Browns running back Nick Chubb suffered a horrific knee injury early in the second quarter of Monday's game. Photo Credit: Charles LeClaire-USA TODAY Sports Credit: Charles LeClaire-USA TODAY Sports

Earlier this week, star running back Nick Chubb suffered a season-ending knee injury in the second quarter of the Cleveland Browns’ matchup with the Pittsburgh Steelers on Monday Night Football.

But while the ESPN/ABC broadcast opted not to show replays of the play due to the gruesome nature of the injury, many who did re-watch it have questioned whether the tackle made by Steelers safety Minkah Fitzpatrick that caused the injury was a dirty one.

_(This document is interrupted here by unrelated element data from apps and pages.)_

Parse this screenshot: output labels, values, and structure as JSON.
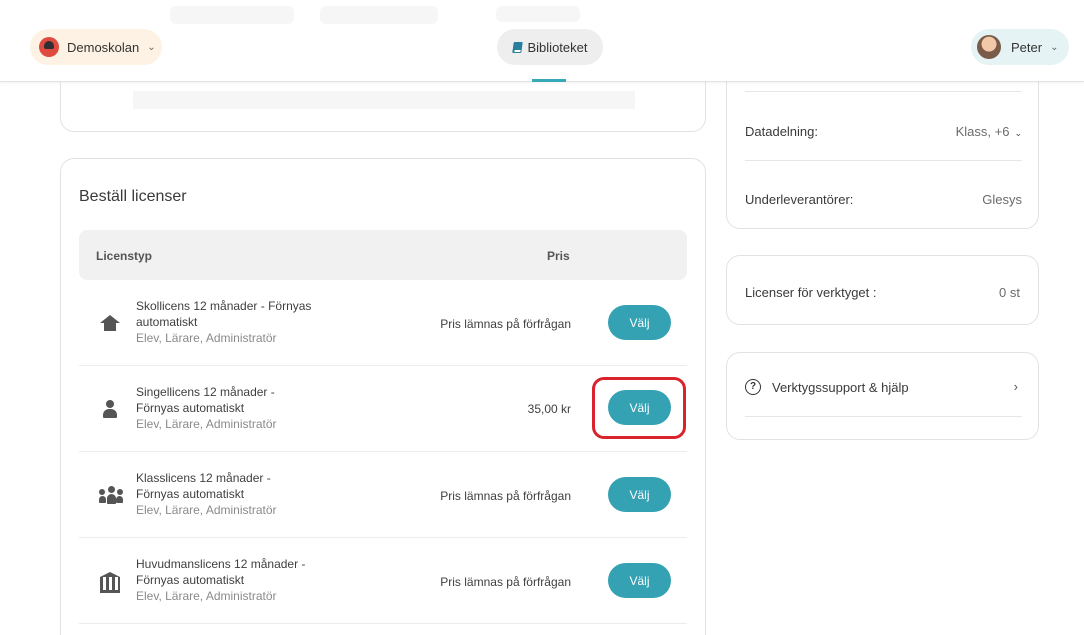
{
  "topbar": {
    "school_name": "Demoskolan",
    "library_label": "Biblioteket",
    "user_name": "Peter"
  },
  "licenses": {
    "title": "Beställ licenser",
    "header_type": "Licenstyp",
    "header_price": "Pris",
    "button_label": "Välj",
    "rows": [
      {
        "icon": "home-icon",
        "name_line1": "Skollicens 12 månader - Förnyas",
        "name_line2": "automatiskt",
        "roles": "Elev, Lärare, Administratör",
        "price": "Pris lämnas på förfrågan"
      },
      {
        "icon": "person-icon",
        "name_line1": "Singellicens 12 månader -",
        "name_line2": "Förnyas automatiskt",
        "roles": "Elev, Lärare, Administratör",
        "price": "35,00 kr"
      },
      {
        "icon": "group-icon",
        "name_line1": "Klasslicens 12 månader -",
        "name_line2": "Förnyas automatiskt",
        "roles": "Elev, Lärare, Administratör",
        "price": "Pris lämnas på förfrågan"
      },
      {
        "icon": "bank-icon",
        "name_line1": "Huvudmanslicens 12 månader -",
        "name_line2": "Förnyas automatiskt",
        "roles": "Elev, Lärare, Administratör",
        "price": "Pris lämnas på förfrågan"
      }
    ]
  },
  "info": {
    "data_sharing_label": "Datadelning:",
    "data_sharing_value": "Klass, +6",
    "subcontractors_label": "Underleverantörer:",
    "subcontractors_value": "Glesys"
  },
  "tool_licenses": {
    "label": "Licenser för verktyget :",
    "value": "0 st"
  },
  "support": {
    "label": "Verktygssupport & hjälp"
  },
  "colors": {
    "accent": "#35a2b4",
    "highlight": "#d9232d"
  }
}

On the play, Chubb took a carry from the Pittsburgh 8-yard line and ran the ball for three yards before being wrapped up by Steelers linebacker Cole Holcomb. At the same time, Fitzpatrick could be seen colliding with the 4-time Pro Bowl running back’s knee, which ultimately resulted in the season-ending injury.

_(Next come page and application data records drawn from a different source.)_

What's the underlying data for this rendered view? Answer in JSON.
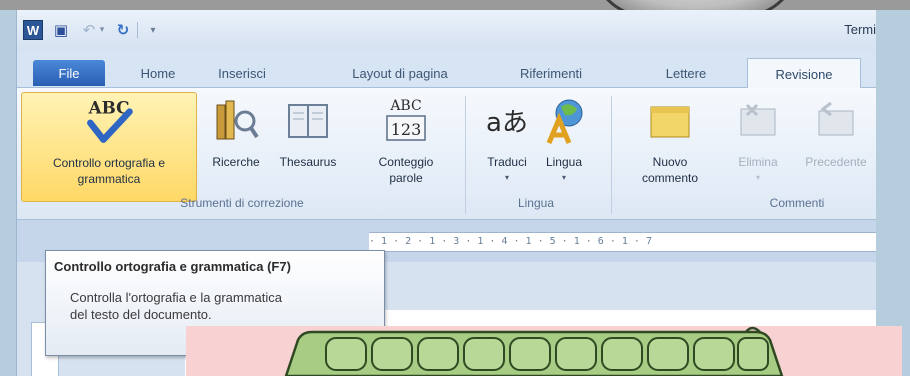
{
  "window": {
    "title": "Termi"
  },
  "qat": {
    "word_logo": "W"
  },
  "tabs": [
    "File",
    "Home",
    "Inserisci",
    "Layout di pagina",
    "Riferimenti",
    "Lettere",
    "Revisione"
  ],
  "ribbon": {
    "buttons": {
      "spell_icon_text": "ABC",
      "spell_label": "Controllo ortografia e grammatica",
      "ricerche": "Ricerche",
      "thesaurus": "Thesaurus",
      "conteggio_icon_top": "ABC",
      "conteggio_icon_bottom": "123",
      "conteggio": "Conteggio parole",
      "traduci_icon": "aあ",
      "traduci": "Traduci",
      "lingua": "Lingua",
      "nuovo": "Nuovo commento",
      "elimina": "Elimina",
      "precedente": "Precedente"
    },
    "groups": {
      "strumenti": "Strumenti di correzione",
      "lingua": "Lingua",
      "commenti": "Commenti"
    }
  },
  "ruler": {
    "text": "· 1 · 2 · 1 · 3 · 1 · 4 · 1 · 5 · 1 · 6 · 1 · 7"
  },
  "tooltip": {
    "title": "Controllo ortografia e grammatica (F7)",
    "body": "Controlla l'ortografia e la grammatica del testo del documento."
  },
  "colors": {
    "file_tab": "#2a5fb3",
    "spell_highlight": "#ffd866",
    "keyboard_keys": "#a7cc84",
    "keyboard_panel": "#f8d2d2"
  }
}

Whether the play was “dirty” or just “football” is a matter of perspective, and in some cases, fan allegiances. Pro Football Talk‘s Mike Florio has noted that based on the NFL’s rule book, Fitzpatrick’s hit was, in fact, clean, but also questioned whether that should be the case.

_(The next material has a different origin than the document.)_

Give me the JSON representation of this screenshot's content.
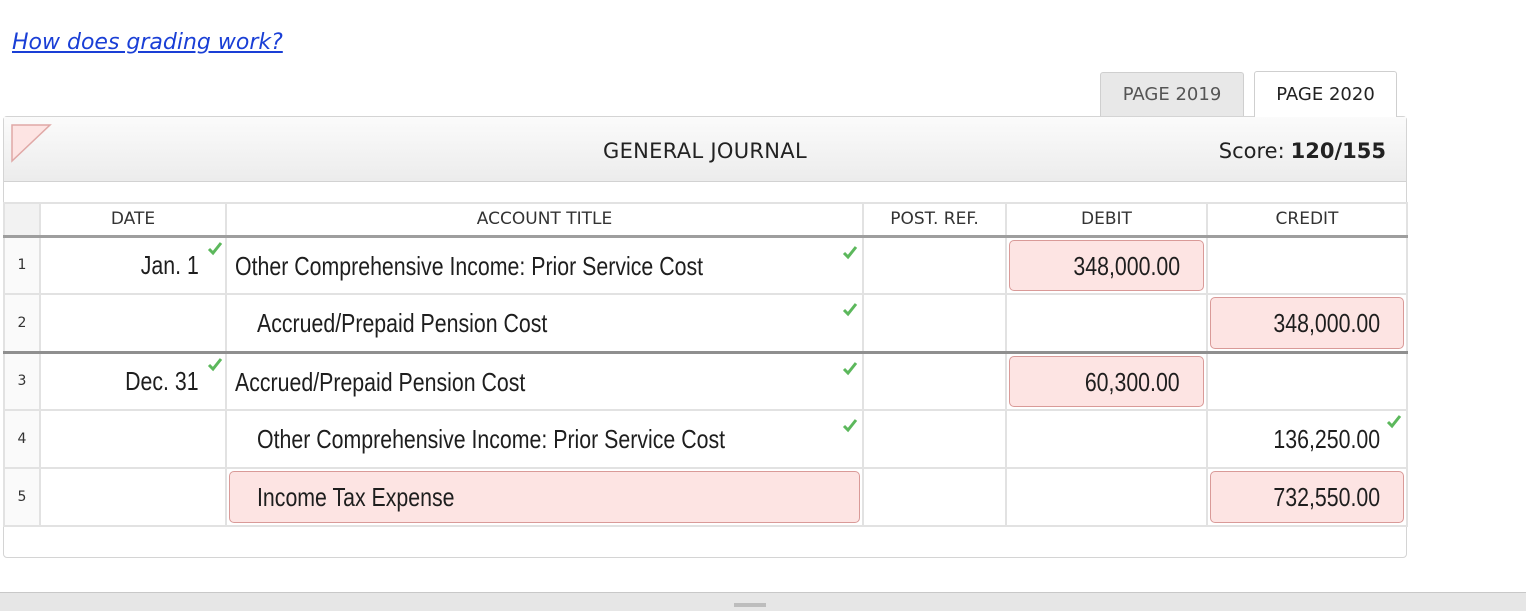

“It is perfectly legal,” Florio wrote of the play. “Ball carriers can be hit any which way the defender chooses, as long as the defender does not lower his helmet and make forcible contact with it.

“Fitzpatrick did not do that. He made a legal tackle. But should that tackle be legal?”

Still, many others have taken to social media to share their thoughts on the matter. And while some believe that the hit was clean with an unfortunate result, others claim that it was a dirty play.

[Pro Football Talk]

About Ben Axelrod

Ben Axelrod is a veteran of the sports media landscape, having most recently worked for NBC's Cleveland affiliate, WKYC. Prior to his time in Cleveland, he covered Ohio State football and the Big Ten for outlets including Cox Media Group, Bleacher Report, Scout and Rivals.